“All you need is love. But a little chocolate now and then doesn't hurt.” -Charles M. Schulz
There are so many things that can be said about chocolate, it's hard to know where to begin. Like most people I know, especially women, I have what might be called an unhealthy obsession, but really, what's not to love? From the way it's packaged and sculpted to the explosion of body-wide sensations when it hits your tongue, chocolate is something to be cherished, nay, revered.
Though most have seen the film version, the book Charlie and the Chocolate Factory differs a bit when it describes Charlie's unique reverence for chocolate, how he hungered for that more than any food in the world, and how he treasured his birthdays when his whole family would save up to give him a chocolate bar. “And each time he received it, on those marvelous birthday mornings, he would place it carefully in a small wooden box that he owned, and treasure it as though it were a bar of solid gold.” The only thing finer than experiencing the glory of chocolate for yourself is sharing it with somebody else.
Though Mother's Day encourages us to throw a little extra love Mom's way to show appreciation for our existence and for her role in making you what you are today, pretty much any day would be a good day to buy Mom (or Dad) some chocolate. While Snickers Bars and Kit-Kats have their own convenience-store charm, there's nothing quite like chocolates made with a little extra love and attention.
When discussing chocolatiers in the area, my first go-to would have to be Sucré. Since 2007, chef and co-founder Tariq Hanna and his team have been slinging delicate, European-quality chocolates to the addicts of the Crescent City. Definitely on the higher-end of the chocolate shops in town, Sucré can be pretty pricey, but it is possible to stay in budget and score fantastic chocolate. Wrapped in pretty pastels, a bar or two of their 65-percent single-bean dark chocolate bars with candied violet, coconut, and toasted almond, or Sicilian pistachio and rose petals, would make the perfect treat for Mom. Or, you can get a four-piece favor box of bonbons of your choice, like the “Avery” with salted caramel and double cream chocolate with fleur de sel; “Raspberry Cheesecake,” a white chocolate truffle blended with cream cheese and swirled with raspberry jam; and, most recently, the Meuniere chocolate created for our city's tricentennial celebration, made with Swiss white chocolate, brown butter, and sea salt, encased in a black and gold, dark chocolate shell.
Known primarily for their chocolate cream cheese-filled king cakes, Bittersweet Confections in the Warehouse District also offers a delightful array of chocolates and other confections.
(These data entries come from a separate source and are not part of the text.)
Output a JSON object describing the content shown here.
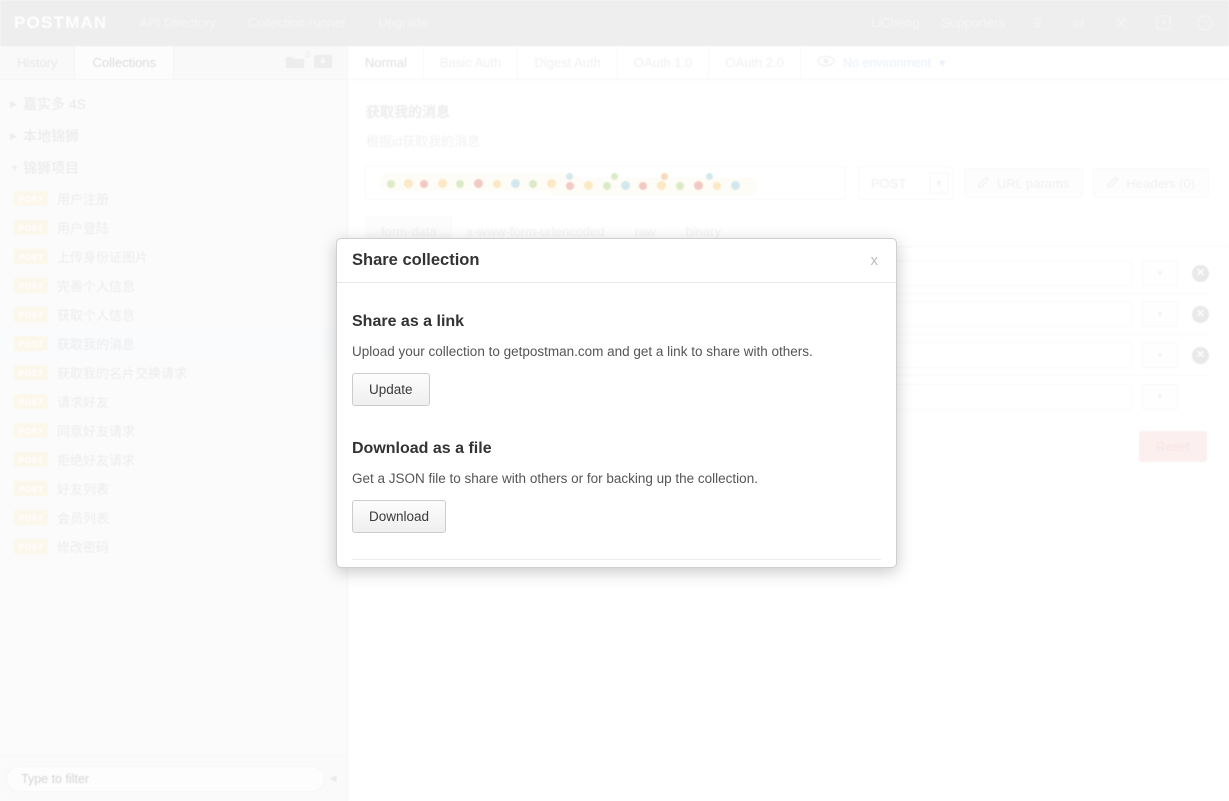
{
  "topbar": {
    "brand": "POSTMAN",
    "nav": [
      {
        "label": "API Directory"
      },
      {
        "label": "Collection runner"
      },
      {
        "label": "Upgrade"
      }
    ],
    "right_links": [
      {
        "label": "LiCheng"
      },
      {
        "label": "Supporters"
      }
    ],
    "icons": [
      {
        "name": "trophy-icon",
        "glyph": "♛"
      },
      {
        "name": "sync-icon",
        "glyph": "⇄"
      },
      {
        "name": "wrench-icon",
        "glyph": "⚒"
      },
      {
        "name": "save-icon",
        "glyph": "⤓"
      },
      {
        "name": "help-icon",
        "glyph": "?"
      }
    ]
  },
  "sidebar": {
    "tabs": [
      {
        "label": "History",
        "active": false
      },
      {
        "label": "Collections",
        "active": true
      }
    ],
    "tools": [
      {
        "name": "new-collection-icon",
        "badge": "0"
      },
      {
        "name": "import-collection-icon",
        "badge": ""
      }
    ],
    "groups": [
      {
        "label": "嘉实多 4S",
        "expanded": false,
        "caret": "▶"
      },
      {
        "label": "本地锦狮",
        "expanded": false,
        "caret": "▶"
      },
      {
        "label": "锦狮项目",
        "expanded": true,
        "caret": "▼"
      }
    ],
    "requests": [
      {
        "method": "POST",
        "label": "用户注册",
        "selected": false
      },
      {
        "method": "POST",
        "label": "用户登陆",
        "selected": false
      },
      {
        "method": "POST",
        "label": "上传身份证图片",
        "selected": false
      },
      {
        "method": "POST",
        "label": "完善个人信息",
        "selected": false
      },
      {
        "method": "POST",
        "label": "获取个人信息",
        "selected": false
      },
      {
        "method": "POST",
        "label": "获取我的消息",
        "selected": true
      },
      {
        "method": "POST",
        "label": "获取我的名片交换请求",
        "selected": false
      },
      {
        "method": "POST",
        "label": "请求好友",
        "selected": false
      },
      {
        "method": "POST",
        "label": "同意好友请求",
        "selected": false
      },
      {
        "method": "POST",
        "label": "拒绝好友请求",
        "selected": false
      },
      {
        "method": "POST",
        "label": "好友列表",
        "selected": false
      },
      {
        "method": "POST",
        "label": "会员列表",
        "selected": false
      },
      {
        "method": "POST",
        "label": "修改密码",
        "selected": false
      }
    ],
    "filter": {
      "placeholder": "Type to filter",
      "value": "",
      "collapse_glyph": "◀"
    }
  },
  "main": {
    "auth_tabs": [
      {
        "label": "Normal",
        "active": true
      },
      {
        "label": "Basic Auth",
        "active": false
      },
      {
        "label": "Digest Auth",
        "active": false
      },
      {
        "label": "OAuth 1.0",
        "active": false
      },
      {
        "label": "OAuth 2.0",
        "active": false
      }
    ],
    "environment": {
      "label": "No environment",
      "caret": "▾"
    },
    "request": {
      "title": "获取我的消息",
      "description": "根据id获取我的消息",
      "url_value": "",
      "method": "POST",
      "url_params_label": "URL params",
      "headers_label": "Headers (0)"
    },
    "body_tabs": [
      {
        "label": "form-data",
        "active": true
      },
      {
        "label": "x-www-form-urlencoded",
        "active": false
      },
      {
        "label": "raw",
        "active": false
      },
      {
        "label": "binary",
        "active": false
      }
    ],
    "kv_rows": [
      {
        "key": "",
        "value": "",
        "type": "",
        "deletable": true
      },
      {
        "key": "",
        "value": "",
        "type": "",
        "deletable": true
      },
      {
        "key": "",
        "value": "",
        "type": "",
        "deletable": true
      },
      {
        "key": "",
        "value": "",
        "type": "",
        "deletable": false
      }
    ],
    "reset_label": "Reset"
  },
  "modal": {
    "title": "Share collection",
    "close_label": "x",
    "sections": [
      {
        "heading": "Share as a link",
        "description": "Upload your collection to getpostman.com and get a link to share with others.",
        "button": "Update"
      },
      {
        "heading": "Download as a file",
        "description": "Get a JSON file to share with others or for backing up the collection.",
        "button": "Download"
      }
    ]
  },
  "colors": {
    "topbar_bg": "#c9c9c9",
    "method_badge": "#f5e6bf",
    "reset_bg": "#f6cdcd",
    "selected_row": "#eef3f7",
    "env_link": "#bcd3e8"
  }
}
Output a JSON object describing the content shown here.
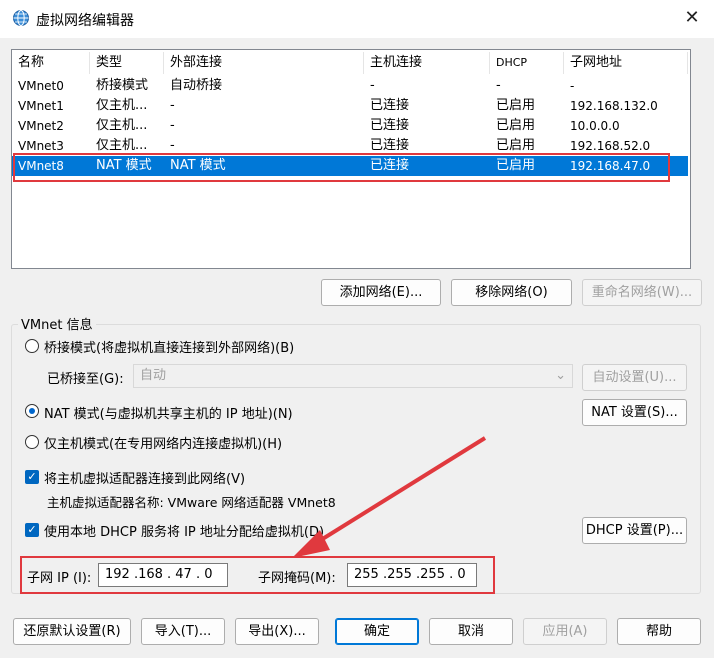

Founded by local entrepreneur Cheryl Scripter in 2002, this Magazine Street bakery and café is a great spot Downtown to pick up a cup of coffee and indulge in a bite or two of pure bliss in the form of handmade crème brûlée and blood orange dark chocolate truffles, cherry almond bark, rich caramels, or colorful flower-shaped dark chocolates accented with fresh berries. Oh, and before you're too dizzy, don't forget to save some for Mom.
Finally, one of the most recent Willy Wonka-ish wizards on the scene is none other than the bean-to-bar dreamers at Piety & Desire. Talk about going the extra mile, Chris Nobles is the artisan extraordinaire who takes fermented cocoa beans and turns them into bonbons and bars with a rare richness in flavor I've never experienced before. The chocolates available seem to shift on a whim, but if you have the good fortune to taste the Satsuma Zinger, you will definitely know the delights of which I speak. Bring your mom to the South Broad Street shop and return frequently … you know (ahem), to keep up with Nobles's evolving skill and creativity.